What Is Gilmore's Groin?
Gilmore's groin involves a tear of the adductor muscles, usually high up near the attachment to the public bone. It is sometimes called the Sportsman's Hernia, there is not actually a hernia present. It is common in sports were a great deal of strain is placed on the groin and pelvic area such as soccer.
Although injuries vary, the features of a Gilmore's groin include a torn external oblique aponeurosis (ribbon like structure), tendon torn from the pubic bone.
- Pain in the groin increased by running, sprinting, twisting and turning.
- After training the athlete may be stiff or sore.
- The day after training / playing the athlete may have pain when turning or even getting out of a car.
- Coughing and sneezing may also cause pain.
- It is claimed that in 30% of athletes there is a history of sudden injury but the majority indicate it to be a gradual overuse injury.
What can the athlete do?
- Although it is often possible to continue training with a Gilmore's groin the conditions is likely to get gradually worse.
- Conservative treatment involves strengthening the muscles of the pelvic region.
- See a sports injury professional and / or surgeon who can make an accurate diagnosis.
What can a doctor or surgeon do?
- For athletes that have not responded to rehabilitation surgery is indicated which is usually successful.
- Following surgery a 4 to 6 week rehabilitation period is usually required before returning to play.

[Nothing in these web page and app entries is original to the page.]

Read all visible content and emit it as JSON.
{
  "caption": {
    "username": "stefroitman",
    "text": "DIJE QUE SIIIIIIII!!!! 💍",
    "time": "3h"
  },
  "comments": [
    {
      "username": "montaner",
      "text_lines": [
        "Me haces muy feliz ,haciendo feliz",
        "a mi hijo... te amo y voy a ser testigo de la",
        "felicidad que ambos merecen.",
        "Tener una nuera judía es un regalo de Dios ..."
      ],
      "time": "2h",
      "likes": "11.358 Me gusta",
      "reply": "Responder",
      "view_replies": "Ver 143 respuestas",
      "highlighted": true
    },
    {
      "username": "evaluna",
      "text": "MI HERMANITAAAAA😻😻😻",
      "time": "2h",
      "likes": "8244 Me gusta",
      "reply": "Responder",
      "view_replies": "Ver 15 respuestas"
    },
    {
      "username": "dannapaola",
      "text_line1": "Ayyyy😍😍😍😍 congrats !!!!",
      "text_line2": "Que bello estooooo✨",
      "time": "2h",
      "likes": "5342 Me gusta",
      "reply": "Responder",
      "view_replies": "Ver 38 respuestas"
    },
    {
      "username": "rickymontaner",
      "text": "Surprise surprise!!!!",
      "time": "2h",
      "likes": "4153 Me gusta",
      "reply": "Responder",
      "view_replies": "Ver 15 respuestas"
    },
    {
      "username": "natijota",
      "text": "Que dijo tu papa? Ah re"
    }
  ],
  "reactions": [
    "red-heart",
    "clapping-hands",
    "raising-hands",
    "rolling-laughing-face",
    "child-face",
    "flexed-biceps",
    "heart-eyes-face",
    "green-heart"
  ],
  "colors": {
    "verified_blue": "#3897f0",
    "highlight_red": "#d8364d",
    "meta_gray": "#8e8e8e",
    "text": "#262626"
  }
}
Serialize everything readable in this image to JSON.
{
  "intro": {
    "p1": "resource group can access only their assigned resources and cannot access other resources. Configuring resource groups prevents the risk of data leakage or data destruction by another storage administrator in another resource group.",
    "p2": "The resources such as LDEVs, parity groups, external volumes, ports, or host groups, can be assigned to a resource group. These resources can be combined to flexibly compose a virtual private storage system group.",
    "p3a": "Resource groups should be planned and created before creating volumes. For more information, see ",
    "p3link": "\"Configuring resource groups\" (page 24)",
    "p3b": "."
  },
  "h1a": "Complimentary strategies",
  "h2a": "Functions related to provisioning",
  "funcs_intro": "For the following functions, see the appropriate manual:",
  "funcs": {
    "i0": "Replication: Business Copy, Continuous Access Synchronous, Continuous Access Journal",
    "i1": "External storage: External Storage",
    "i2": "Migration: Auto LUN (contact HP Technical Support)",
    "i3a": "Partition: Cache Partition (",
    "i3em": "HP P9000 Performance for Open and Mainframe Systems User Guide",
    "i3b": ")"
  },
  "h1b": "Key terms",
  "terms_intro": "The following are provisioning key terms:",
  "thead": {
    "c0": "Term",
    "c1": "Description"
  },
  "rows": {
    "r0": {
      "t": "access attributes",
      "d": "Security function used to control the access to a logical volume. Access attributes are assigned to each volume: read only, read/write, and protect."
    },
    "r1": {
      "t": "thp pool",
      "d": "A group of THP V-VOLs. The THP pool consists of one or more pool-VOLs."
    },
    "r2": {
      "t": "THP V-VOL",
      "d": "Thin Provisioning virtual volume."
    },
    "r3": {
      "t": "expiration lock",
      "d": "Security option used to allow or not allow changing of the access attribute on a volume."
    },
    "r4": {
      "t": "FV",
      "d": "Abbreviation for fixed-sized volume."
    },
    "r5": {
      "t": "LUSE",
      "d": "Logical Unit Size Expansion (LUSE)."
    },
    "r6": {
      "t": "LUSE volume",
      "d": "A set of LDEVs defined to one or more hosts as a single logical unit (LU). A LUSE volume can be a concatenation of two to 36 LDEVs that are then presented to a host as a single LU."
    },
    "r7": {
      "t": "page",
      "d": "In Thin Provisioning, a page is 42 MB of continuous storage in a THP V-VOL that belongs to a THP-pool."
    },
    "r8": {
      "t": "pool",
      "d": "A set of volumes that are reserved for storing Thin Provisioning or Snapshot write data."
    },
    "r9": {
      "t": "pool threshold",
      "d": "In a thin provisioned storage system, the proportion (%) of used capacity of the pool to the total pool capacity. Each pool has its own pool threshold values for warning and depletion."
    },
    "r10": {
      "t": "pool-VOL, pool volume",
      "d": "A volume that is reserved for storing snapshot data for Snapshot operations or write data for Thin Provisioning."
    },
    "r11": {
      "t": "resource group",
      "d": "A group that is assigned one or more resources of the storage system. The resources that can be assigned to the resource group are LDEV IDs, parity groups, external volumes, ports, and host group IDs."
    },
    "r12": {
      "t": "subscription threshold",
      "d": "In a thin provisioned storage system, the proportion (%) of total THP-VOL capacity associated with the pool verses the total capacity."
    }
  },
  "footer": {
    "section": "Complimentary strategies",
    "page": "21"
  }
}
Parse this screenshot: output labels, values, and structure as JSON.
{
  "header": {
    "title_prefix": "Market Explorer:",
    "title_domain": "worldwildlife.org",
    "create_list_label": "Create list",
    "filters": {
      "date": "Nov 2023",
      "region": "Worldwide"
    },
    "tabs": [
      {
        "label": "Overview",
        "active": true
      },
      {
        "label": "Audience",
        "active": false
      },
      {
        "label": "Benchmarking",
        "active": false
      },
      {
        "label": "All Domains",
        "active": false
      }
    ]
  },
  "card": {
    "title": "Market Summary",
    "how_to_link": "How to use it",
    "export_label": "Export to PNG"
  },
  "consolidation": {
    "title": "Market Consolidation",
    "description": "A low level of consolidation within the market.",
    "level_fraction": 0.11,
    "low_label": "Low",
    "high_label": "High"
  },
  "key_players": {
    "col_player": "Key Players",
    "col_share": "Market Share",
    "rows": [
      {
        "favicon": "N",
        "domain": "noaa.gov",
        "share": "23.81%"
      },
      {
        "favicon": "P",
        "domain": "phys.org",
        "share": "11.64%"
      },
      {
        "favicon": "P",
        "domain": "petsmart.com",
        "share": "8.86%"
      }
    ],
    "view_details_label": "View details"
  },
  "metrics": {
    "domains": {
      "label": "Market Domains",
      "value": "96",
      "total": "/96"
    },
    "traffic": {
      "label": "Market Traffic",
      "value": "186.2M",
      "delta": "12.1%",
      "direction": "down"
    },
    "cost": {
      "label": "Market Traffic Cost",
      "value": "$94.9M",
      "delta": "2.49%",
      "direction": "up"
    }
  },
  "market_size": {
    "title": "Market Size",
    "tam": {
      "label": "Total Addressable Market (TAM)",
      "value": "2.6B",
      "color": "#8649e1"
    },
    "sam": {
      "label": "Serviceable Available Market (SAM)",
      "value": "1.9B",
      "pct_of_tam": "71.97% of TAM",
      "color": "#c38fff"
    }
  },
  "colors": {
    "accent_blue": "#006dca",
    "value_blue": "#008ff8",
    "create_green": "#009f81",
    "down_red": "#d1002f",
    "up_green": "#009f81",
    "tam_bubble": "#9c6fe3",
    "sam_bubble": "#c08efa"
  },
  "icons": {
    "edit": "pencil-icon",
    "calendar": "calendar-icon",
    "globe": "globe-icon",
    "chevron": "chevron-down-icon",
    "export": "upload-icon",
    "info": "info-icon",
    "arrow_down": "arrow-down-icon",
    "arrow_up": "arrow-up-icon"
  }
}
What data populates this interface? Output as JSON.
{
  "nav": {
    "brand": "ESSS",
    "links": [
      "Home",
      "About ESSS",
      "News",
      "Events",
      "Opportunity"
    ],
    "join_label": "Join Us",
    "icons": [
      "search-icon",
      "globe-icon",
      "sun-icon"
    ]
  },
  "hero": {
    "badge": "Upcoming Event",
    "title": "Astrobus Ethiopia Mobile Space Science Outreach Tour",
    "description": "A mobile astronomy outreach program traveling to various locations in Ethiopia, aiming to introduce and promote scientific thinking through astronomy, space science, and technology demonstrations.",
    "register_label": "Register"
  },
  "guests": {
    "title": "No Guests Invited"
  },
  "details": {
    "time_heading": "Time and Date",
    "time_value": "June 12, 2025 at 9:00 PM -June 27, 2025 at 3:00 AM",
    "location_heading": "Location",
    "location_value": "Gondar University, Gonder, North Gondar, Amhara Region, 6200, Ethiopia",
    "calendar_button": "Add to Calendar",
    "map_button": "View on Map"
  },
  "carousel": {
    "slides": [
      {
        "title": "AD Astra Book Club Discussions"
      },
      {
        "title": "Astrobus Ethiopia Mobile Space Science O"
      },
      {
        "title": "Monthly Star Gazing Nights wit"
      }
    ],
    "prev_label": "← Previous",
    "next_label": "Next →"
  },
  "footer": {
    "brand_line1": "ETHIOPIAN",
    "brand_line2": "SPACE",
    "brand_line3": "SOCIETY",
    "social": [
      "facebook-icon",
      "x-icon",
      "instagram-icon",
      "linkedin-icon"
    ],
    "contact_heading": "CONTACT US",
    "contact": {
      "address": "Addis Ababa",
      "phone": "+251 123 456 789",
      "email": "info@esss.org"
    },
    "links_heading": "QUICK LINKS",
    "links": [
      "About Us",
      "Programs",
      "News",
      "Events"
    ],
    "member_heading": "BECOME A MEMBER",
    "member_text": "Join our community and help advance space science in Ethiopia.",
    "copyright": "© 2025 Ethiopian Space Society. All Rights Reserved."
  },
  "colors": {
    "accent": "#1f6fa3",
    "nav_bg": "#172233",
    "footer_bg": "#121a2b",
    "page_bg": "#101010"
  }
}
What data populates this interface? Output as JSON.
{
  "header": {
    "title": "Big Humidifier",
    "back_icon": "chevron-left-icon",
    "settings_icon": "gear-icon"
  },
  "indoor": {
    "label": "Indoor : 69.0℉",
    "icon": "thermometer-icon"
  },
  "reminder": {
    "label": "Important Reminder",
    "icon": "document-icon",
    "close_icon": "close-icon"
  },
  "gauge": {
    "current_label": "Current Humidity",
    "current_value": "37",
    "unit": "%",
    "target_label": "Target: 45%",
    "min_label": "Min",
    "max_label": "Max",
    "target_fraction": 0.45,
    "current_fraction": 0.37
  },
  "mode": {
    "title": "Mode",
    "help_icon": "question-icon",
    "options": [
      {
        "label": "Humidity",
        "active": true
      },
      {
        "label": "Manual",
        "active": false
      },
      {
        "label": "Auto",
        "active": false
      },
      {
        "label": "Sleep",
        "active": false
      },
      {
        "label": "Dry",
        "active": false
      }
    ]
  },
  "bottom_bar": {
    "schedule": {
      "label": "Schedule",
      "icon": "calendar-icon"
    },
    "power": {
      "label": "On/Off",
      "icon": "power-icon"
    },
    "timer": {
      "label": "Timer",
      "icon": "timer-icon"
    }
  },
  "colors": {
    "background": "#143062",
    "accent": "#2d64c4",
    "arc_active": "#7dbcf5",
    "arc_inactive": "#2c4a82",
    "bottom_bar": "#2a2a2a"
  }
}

- The rehabilitation programme will be aimed at gradually improving the strength and flexibility of the pelvic muscles and will avoid sudden twisting and turning movements which may aggravate the injury.